_DATA SHOWN:_
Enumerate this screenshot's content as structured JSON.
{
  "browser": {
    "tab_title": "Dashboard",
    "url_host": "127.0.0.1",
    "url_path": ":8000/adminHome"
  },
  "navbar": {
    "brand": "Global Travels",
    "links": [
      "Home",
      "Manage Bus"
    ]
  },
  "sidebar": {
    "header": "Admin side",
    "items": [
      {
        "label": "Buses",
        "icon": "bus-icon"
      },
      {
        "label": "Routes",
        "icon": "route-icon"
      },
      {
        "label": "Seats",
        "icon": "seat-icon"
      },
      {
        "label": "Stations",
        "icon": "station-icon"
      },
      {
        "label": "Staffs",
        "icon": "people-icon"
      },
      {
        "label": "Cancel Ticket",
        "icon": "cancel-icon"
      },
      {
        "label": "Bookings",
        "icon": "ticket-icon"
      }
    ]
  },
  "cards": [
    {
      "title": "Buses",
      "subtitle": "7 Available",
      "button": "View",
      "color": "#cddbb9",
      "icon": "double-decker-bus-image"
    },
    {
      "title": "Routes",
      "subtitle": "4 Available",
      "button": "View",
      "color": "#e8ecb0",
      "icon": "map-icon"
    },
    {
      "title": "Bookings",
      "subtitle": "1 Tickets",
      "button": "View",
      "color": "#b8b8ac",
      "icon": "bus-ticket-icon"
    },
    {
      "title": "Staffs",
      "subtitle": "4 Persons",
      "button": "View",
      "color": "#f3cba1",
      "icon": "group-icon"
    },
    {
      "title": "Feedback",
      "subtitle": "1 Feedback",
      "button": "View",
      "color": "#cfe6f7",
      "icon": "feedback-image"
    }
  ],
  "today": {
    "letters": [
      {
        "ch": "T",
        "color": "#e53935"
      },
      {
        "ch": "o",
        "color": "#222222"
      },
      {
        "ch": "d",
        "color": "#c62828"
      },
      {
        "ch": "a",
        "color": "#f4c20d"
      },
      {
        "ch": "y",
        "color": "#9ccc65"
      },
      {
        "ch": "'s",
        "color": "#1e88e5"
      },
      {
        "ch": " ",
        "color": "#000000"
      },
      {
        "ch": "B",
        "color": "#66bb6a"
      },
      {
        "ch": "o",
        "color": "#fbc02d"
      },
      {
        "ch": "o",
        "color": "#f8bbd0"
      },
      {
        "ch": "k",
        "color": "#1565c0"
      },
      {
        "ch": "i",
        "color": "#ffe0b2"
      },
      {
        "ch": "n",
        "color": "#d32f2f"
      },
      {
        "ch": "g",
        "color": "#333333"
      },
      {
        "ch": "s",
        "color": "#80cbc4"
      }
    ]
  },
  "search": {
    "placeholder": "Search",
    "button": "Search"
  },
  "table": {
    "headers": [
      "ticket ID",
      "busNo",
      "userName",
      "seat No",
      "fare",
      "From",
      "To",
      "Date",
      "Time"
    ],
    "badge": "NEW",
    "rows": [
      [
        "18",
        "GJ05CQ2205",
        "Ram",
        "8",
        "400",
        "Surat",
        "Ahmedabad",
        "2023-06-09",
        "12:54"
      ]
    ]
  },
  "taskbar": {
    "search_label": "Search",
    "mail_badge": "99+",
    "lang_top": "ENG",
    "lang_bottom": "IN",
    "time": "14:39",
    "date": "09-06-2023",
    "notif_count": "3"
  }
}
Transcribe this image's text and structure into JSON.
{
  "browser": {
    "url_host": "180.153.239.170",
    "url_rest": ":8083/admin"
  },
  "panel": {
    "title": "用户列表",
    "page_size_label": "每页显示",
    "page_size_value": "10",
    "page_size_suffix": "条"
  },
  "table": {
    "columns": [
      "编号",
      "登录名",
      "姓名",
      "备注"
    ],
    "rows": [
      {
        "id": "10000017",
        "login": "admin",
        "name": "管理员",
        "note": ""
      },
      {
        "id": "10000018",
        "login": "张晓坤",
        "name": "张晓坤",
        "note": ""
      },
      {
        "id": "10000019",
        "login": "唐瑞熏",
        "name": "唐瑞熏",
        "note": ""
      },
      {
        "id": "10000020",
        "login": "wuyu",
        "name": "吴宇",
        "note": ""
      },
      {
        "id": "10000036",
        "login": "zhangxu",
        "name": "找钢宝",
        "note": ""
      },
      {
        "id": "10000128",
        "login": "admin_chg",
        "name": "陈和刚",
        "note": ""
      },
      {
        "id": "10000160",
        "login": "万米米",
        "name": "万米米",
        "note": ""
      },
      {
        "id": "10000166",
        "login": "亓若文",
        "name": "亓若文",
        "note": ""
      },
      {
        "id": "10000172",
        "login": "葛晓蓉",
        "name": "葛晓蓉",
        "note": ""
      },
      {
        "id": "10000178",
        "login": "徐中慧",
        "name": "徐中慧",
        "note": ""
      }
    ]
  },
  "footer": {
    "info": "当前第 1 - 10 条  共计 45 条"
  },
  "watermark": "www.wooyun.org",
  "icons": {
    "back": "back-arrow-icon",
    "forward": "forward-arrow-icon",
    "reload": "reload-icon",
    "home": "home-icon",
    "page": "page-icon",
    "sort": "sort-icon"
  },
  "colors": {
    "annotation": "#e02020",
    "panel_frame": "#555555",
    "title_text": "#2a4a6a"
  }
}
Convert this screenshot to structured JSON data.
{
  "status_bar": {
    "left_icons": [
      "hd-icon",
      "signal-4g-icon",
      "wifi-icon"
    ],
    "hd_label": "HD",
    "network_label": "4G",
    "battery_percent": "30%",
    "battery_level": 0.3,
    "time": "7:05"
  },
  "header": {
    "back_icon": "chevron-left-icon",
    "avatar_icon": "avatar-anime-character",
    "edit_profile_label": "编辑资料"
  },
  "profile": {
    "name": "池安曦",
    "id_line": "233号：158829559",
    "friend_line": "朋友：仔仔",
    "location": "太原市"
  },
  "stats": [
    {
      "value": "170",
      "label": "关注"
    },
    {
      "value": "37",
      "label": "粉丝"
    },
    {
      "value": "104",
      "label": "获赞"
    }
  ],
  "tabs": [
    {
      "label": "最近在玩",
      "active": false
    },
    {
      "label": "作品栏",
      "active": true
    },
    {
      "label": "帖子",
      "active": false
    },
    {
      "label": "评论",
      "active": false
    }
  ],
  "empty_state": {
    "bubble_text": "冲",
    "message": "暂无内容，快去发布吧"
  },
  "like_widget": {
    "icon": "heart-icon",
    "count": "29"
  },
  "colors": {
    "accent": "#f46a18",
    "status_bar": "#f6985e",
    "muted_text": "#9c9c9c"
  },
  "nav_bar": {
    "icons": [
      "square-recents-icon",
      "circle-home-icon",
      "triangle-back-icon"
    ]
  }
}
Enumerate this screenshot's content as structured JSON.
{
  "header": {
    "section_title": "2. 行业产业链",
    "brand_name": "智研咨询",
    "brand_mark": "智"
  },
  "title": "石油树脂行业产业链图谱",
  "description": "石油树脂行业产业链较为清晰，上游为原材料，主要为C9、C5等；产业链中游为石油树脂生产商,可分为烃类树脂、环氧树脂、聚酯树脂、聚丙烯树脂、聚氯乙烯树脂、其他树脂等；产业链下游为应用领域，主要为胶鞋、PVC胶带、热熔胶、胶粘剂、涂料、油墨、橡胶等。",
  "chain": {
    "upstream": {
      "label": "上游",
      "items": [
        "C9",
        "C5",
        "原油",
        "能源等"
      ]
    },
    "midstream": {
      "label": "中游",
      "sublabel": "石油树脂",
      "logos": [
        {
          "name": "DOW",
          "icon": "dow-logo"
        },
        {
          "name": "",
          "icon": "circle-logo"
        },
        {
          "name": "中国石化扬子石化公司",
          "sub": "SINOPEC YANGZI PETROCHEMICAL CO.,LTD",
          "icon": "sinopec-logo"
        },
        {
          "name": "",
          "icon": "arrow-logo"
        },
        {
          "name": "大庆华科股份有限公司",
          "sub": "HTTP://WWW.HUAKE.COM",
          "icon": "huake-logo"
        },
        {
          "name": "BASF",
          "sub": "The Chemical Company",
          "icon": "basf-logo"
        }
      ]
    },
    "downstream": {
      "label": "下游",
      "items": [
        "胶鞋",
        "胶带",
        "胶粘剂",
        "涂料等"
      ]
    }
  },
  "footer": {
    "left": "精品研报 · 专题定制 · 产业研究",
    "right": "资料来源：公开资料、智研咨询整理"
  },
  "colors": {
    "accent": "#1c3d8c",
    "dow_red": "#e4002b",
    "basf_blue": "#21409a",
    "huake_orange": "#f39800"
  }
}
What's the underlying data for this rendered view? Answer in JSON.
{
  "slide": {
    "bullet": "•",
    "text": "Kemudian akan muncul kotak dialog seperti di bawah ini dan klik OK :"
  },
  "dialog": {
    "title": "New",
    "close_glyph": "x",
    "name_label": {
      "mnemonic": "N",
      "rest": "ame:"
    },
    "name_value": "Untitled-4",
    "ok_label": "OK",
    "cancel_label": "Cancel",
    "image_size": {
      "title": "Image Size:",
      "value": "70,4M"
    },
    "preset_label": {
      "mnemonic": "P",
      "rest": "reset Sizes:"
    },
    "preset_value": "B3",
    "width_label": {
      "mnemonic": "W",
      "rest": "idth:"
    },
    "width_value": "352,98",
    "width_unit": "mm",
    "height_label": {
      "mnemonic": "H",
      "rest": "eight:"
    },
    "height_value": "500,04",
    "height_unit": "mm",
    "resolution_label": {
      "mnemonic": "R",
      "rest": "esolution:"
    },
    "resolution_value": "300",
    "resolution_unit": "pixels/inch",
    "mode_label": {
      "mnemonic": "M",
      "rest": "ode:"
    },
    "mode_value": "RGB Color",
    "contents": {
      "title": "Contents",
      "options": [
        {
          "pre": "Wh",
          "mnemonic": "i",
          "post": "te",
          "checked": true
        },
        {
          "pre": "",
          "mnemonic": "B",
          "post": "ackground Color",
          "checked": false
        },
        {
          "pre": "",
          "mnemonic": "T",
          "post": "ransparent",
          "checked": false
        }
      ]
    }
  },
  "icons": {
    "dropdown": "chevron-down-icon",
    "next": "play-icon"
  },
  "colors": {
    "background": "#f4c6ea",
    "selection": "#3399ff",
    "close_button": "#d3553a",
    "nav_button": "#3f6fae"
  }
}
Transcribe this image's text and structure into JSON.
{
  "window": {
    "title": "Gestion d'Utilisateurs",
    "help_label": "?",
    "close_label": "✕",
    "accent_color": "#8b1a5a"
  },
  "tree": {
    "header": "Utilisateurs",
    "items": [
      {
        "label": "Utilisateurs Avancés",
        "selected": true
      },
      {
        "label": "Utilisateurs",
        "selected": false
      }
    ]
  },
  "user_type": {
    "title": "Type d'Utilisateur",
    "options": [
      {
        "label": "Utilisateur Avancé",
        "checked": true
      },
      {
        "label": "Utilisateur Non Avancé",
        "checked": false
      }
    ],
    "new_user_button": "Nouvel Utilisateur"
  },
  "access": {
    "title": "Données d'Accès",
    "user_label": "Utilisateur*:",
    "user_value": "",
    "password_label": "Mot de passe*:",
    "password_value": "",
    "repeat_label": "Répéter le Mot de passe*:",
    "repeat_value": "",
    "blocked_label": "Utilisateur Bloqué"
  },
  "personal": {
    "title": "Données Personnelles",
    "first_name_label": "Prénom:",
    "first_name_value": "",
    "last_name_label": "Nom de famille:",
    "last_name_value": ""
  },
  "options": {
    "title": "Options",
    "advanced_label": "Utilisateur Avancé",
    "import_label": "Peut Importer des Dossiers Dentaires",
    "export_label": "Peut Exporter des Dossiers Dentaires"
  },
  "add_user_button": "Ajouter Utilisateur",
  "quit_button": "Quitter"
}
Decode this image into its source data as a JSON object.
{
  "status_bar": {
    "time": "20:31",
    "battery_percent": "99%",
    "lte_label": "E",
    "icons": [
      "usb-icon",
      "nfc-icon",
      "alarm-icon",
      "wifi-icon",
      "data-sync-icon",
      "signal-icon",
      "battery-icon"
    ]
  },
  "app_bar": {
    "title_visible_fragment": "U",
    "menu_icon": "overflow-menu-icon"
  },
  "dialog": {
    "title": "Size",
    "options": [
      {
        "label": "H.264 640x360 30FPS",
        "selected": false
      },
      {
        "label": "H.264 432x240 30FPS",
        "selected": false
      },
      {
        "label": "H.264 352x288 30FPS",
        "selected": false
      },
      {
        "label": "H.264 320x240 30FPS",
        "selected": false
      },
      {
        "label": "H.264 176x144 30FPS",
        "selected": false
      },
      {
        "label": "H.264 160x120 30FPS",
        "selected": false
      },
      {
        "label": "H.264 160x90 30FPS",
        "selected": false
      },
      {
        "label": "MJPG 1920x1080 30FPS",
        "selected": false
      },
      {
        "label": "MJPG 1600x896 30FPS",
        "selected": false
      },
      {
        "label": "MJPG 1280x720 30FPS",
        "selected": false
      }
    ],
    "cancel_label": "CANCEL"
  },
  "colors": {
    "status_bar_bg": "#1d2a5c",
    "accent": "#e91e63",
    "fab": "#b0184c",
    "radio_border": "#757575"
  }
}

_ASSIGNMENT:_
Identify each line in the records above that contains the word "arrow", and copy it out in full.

_ANSWER BOX:_
    "back": "back-arrow-icon",
    "forward": "forward-arrow-icon",
          "icon": "arrow-logo"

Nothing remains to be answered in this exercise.